Former Virginia Gov. Jim Gilmore
Gilmore does not support raising the minimum wage at this time.
South Carolina U.S. Sen. Lindsey Graham
During the recent CNN debate, Graham shared an anecdote about the potential negative consequences of raising the hourly minimum pay level.
He said increasing the minimum wage would have made it more difficult to hire additional employees at the bar and restaurant his parents owned.
"If you're a waitress out there wanting more money, I'm not going to increase the minimum wage," Graham said. "I'm going to try to create an environment where somebody else will open up a restaurant across the street to hire you away at a higher rate, or they'll have to pay you more to keep you."
Graham voted against a minimum wage increase proposal last year.
Former Arkansas Gov. Mike Huckabee
"Instead of fighting over the minimum wage, why don't we focus on solutions that help every American earn his or her maximum wage," he said in a campaign video.
Louisiana Gov. Bobby Jindal
Last year, Jindal said, "I think we can do better than a minimum wage economy."
Ohio Gov. John Kasich
Speaking about the minimum wage debate, he said in September that any potential minimum wage increase should be "reasonable." He said management and labor should sit down and talk about what is an effective way to help workers.
Former N.Y. Gov. George Pataki
What people don't understand is when you raise the minimum wage, you increase the unemployment rate, he said during a Bloomberg TV interview in May.
"A simple solution sounds good. It gets you a headline. It gets you political cover, but it doesn't really solve the problem," he said in the interview.
Florida U.S. Sen. Marco Rubio
"Hiking the minimum wage by a few dollars will not save the American dream; it will accelerate automation and outsourcing.

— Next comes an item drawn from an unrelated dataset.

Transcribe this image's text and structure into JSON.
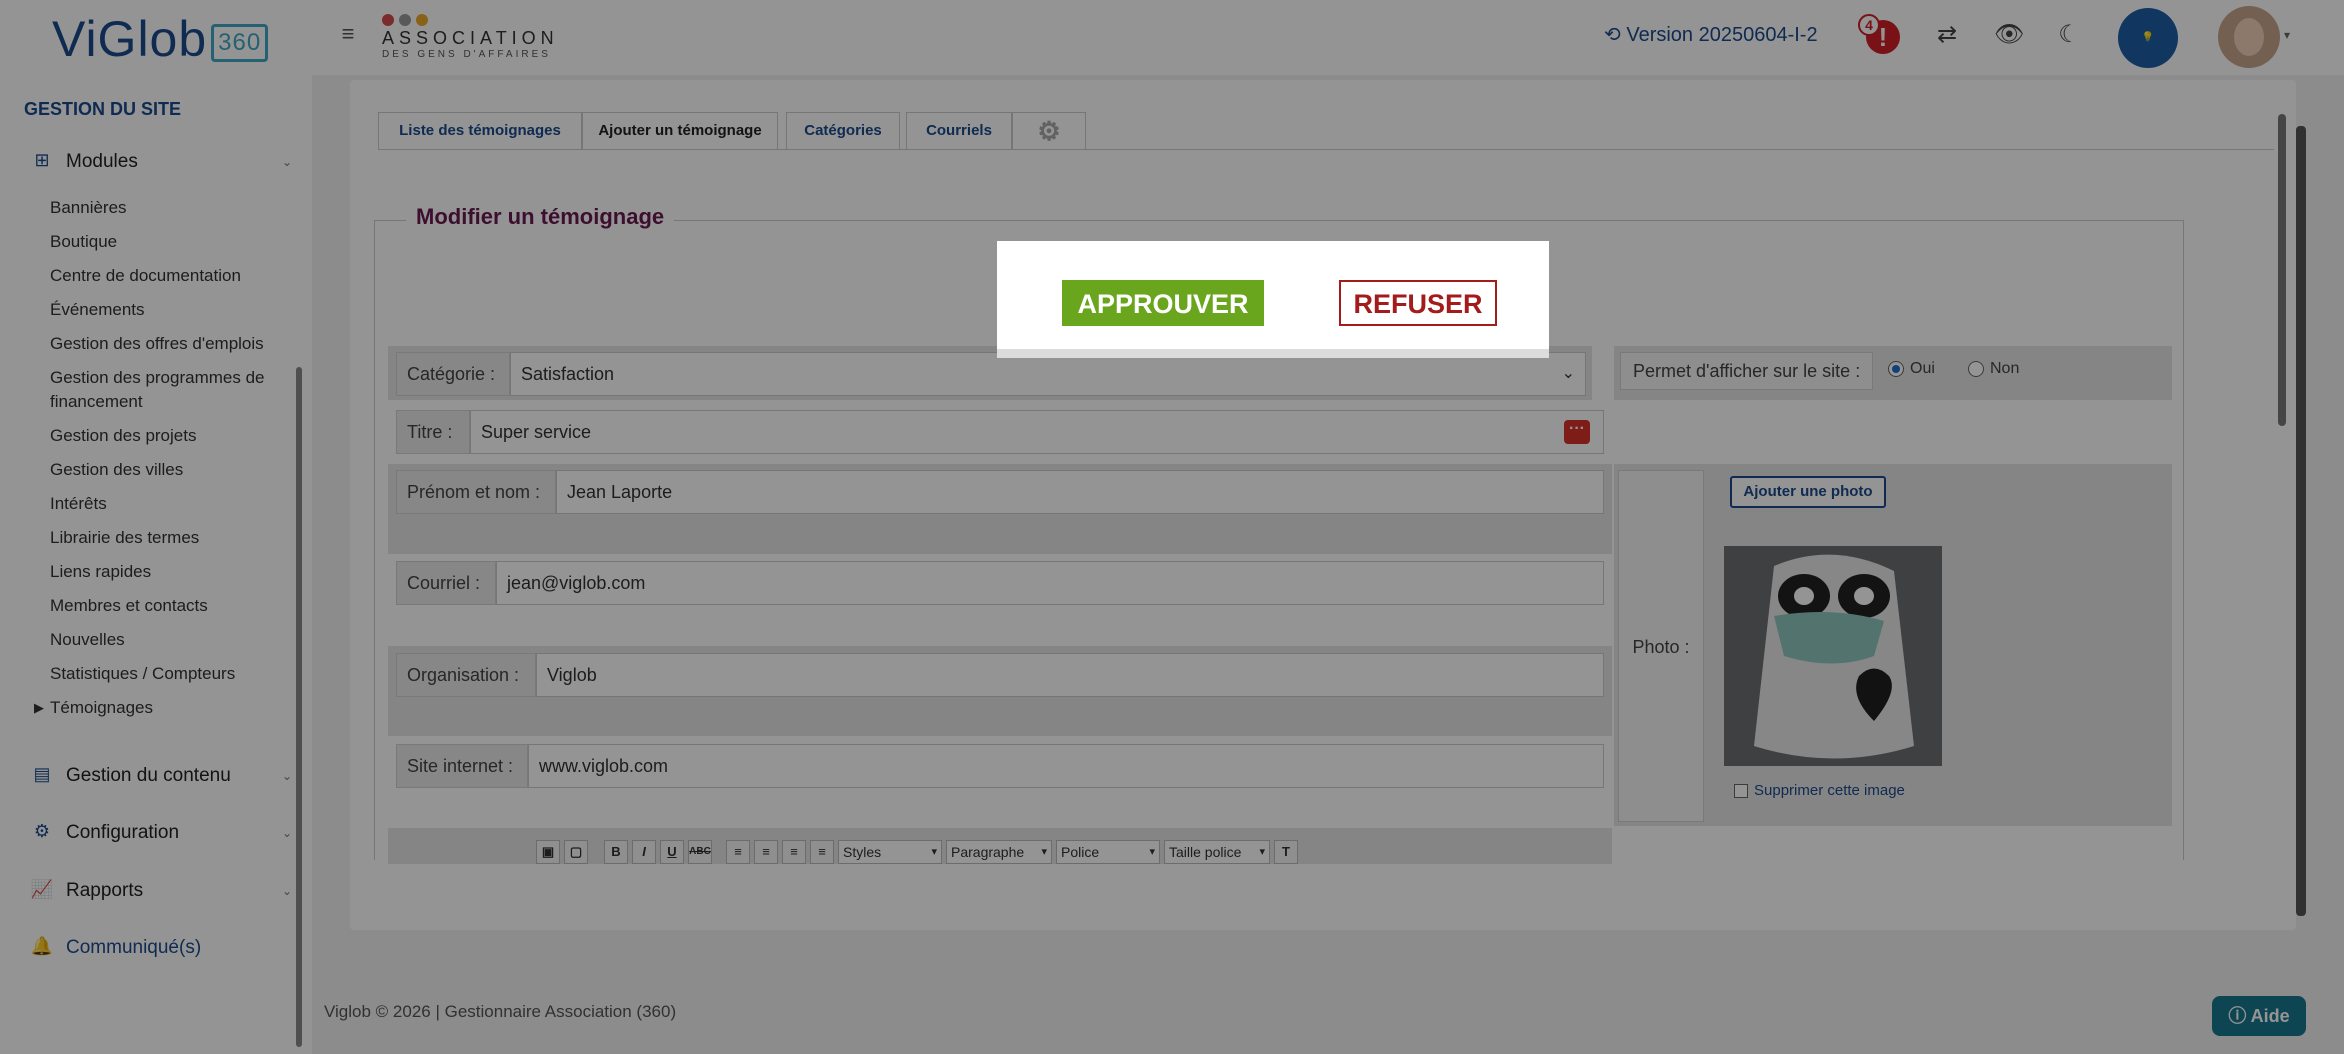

Increasing taxes and regulations will not promote fairness or opportunity; it will snuff out innovation and crush small business," he wrote in a post on his campaign website.
Rubio voted against a minimum wage increase proposal last year.
Former Pennsylvania U.S. Sen. Rick Santorum
Santorum's plan is to "increase the minimum wage by 50 cents per year for three years to bring it back in line with historical standards," according to a post on his campaign website.
Kentucky U.S. Sen. Rand Paul
Last April, Paul voted against a minimum wage increase proposal.
In an interview last year, Paul said, "It is a fact — an economic fact — that when you raise the minimum wage the people who are hurt the worst are minorities and kids."
Watch CNBC's "Your Money, Your Vote: The Republican Presidential Debate" on Wednesday, October 28. The debate will feature two sets of candidates discussing critical issues facing America today, including job growth, taxes and the health of our economy. Coverage begins at 5 p.m. ET.